** Opening MATERIAL PROVIDED block **
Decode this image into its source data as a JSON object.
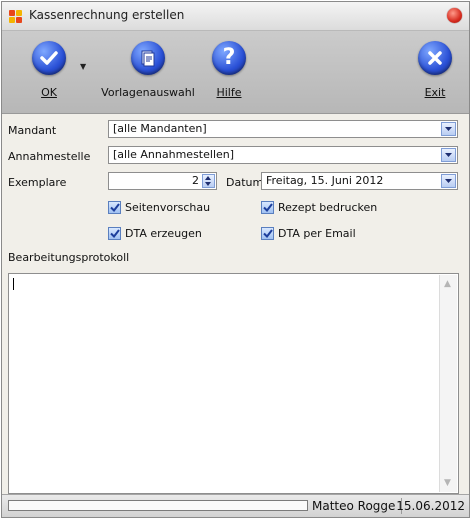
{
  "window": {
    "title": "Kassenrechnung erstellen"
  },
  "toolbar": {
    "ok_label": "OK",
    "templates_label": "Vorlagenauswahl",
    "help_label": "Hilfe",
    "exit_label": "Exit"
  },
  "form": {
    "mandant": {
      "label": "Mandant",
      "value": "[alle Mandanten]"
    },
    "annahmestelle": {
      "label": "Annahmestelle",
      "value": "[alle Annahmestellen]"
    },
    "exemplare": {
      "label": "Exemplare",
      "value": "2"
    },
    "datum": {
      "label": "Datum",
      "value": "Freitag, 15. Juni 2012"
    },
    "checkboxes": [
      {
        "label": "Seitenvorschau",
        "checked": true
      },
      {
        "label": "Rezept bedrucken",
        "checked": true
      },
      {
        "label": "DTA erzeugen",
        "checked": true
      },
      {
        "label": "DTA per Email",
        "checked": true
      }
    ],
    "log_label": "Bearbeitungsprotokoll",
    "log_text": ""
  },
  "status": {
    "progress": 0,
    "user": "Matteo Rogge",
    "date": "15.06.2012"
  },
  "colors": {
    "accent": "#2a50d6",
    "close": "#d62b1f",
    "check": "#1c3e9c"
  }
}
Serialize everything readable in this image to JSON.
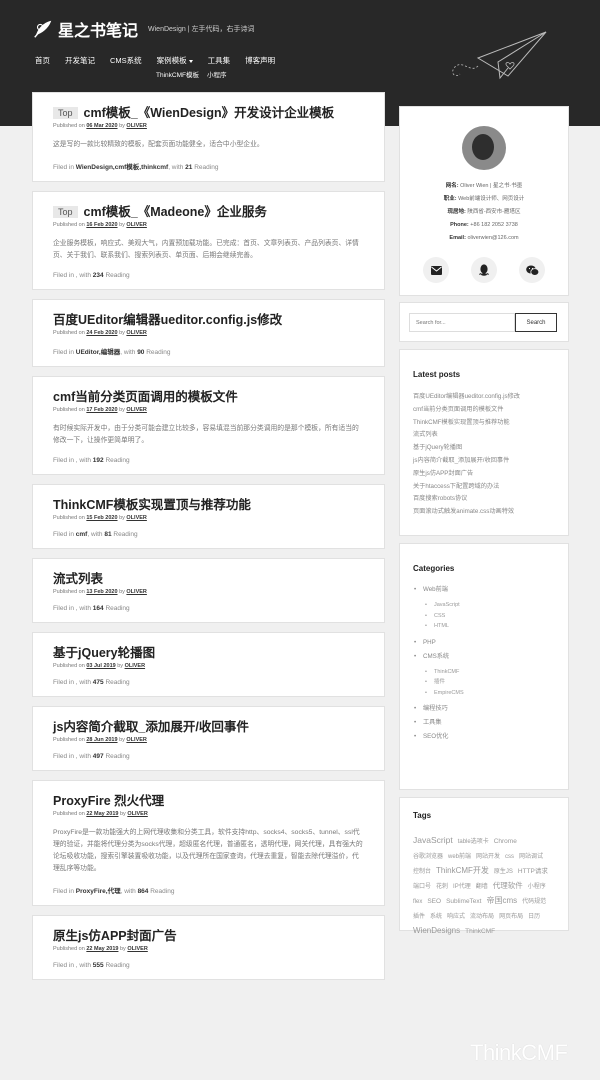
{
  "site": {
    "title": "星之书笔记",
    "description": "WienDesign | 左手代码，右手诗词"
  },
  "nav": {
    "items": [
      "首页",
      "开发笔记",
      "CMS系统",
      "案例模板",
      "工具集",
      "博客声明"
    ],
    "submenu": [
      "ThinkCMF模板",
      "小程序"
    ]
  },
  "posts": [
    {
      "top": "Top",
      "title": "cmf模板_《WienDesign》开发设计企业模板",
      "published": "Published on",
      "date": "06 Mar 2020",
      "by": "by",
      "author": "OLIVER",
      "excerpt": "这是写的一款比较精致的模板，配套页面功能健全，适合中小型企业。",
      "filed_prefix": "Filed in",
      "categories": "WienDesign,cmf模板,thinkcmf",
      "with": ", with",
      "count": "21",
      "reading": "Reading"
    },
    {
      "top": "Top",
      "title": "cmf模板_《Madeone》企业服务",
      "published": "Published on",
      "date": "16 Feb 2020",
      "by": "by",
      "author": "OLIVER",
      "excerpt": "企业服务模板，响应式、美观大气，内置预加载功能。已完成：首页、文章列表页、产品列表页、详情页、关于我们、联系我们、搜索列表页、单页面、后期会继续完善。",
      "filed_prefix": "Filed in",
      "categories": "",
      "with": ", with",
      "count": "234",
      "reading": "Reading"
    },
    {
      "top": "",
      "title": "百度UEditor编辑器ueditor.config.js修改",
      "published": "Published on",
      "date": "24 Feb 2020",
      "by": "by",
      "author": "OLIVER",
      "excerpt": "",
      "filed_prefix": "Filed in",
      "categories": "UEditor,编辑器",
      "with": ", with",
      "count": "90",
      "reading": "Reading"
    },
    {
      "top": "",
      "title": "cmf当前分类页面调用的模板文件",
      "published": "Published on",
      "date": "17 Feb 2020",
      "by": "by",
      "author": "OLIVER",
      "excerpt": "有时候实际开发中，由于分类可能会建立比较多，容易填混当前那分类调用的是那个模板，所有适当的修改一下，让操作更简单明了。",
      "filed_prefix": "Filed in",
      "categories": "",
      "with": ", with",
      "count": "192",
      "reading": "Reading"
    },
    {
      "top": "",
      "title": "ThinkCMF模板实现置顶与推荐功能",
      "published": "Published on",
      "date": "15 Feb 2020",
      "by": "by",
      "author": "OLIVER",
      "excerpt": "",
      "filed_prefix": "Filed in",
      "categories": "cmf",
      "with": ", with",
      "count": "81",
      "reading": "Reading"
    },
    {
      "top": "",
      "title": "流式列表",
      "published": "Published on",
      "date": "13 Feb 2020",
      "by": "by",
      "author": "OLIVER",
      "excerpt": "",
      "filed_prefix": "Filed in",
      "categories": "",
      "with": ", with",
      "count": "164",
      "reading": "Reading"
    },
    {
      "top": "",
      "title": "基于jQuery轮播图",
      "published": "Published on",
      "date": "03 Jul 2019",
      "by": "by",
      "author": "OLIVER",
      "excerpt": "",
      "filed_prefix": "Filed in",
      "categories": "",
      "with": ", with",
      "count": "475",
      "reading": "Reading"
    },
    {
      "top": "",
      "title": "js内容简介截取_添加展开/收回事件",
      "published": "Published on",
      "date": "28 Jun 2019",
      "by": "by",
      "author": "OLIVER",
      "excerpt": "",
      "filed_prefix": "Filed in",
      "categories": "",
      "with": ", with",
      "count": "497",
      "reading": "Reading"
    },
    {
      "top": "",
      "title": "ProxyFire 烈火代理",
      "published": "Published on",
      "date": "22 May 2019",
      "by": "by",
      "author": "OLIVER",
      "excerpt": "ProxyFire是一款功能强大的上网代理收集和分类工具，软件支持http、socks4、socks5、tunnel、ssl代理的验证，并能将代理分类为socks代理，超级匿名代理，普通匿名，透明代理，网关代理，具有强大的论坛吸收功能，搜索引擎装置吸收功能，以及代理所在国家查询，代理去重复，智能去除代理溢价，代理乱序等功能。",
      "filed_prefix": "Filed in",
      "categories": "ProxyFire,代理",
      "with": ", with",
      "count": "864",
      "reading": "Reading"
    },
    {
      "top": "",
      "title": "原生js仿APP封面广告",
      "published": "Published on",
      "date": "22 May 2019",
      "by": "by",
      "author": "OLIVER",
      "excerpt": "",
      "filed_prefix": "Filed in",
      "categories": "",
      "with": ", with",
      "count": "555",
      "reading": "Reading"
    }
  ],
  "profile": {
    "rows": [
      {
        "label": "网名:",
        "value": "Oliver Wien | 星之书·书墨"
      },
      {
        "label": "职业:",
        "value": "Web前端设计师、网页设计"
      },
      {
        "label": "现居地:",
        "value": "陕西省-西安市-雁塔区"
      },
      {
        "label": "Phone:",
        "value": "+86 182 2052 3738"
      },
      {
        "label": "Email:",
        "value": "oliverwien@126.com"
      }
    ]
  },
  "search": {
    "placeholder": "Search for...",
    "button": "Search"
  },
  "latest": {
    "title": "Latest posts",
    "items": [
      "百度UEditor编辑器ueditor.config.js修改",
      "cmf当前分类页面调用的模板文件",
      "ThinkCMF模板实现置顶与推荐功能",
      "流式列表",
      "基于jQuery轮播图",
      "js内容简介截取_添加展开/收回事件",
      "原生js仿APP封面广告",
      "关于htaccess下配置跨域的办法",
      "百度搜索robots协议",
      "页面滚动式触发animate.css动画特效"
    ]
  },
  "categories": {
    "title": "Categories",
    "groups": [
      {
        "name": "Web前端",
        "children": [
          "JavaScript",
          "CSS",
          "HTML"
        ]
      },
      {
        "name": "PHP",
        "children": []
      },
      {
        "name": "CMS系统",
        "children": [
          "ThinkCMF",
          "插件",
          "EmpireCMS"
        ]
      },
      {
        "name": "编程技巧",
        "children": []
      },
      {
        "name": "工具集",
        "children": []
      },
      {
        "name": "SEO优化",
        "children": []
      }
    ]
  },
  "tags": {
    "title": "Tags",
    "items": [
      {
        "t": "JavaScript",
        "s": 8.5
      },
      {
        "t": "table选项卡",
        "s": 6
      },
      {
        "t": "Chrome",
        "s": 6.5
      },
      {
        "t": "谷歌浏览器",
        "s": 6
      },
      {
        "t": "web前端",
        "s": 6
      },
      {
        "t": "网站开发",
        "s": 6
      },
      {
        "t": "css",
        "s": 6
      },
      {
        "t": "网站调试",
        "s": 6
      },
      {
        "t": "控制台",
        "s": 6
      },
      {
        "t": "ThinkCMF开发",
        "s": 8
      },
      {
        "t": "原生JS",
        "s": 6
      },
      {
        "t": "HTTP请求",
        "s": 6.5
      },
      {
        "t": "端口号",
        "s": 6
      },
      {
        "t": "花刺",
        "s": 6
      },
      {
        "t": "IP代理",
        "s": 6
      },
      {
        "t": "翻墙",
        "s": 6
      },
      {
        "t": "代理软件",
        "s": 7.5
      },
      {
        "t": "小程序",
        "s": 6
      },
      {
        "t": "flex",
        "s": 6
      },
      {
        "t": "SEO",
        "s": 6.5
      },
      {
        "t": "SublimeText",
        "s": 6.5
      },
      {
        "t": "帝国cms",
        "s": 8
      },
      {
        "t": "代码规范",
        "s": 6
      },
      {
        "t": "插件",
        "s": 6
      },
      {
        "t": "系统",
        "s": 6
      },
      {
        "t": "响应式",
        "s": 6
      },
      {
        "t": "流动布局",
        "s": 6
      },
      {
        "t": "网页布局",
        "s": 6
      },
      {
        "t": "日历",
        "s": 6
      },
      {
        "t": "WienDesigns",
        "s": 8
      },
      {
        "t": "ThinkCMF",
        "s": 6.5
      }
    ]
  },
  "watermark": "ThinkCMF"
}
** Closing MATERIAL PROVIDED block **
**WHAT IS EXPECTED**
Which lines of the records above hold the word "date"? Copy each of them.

**TASK OUTPUT**
    "date": "15.06.2012"
      "date": "06 Mar 2020",
      "date": "16 Feb 2020",
      "date": "24 Feb 2020",
      "date": "17 Feb 2020",
      "date": "15 Feb 2020",
      "date": "13 Feb 2020",
      "date": "03 Jul 2019",
      "date": "28 Jun 2019",
      "date": "22 May 2019",
      "date": "22 May 2019",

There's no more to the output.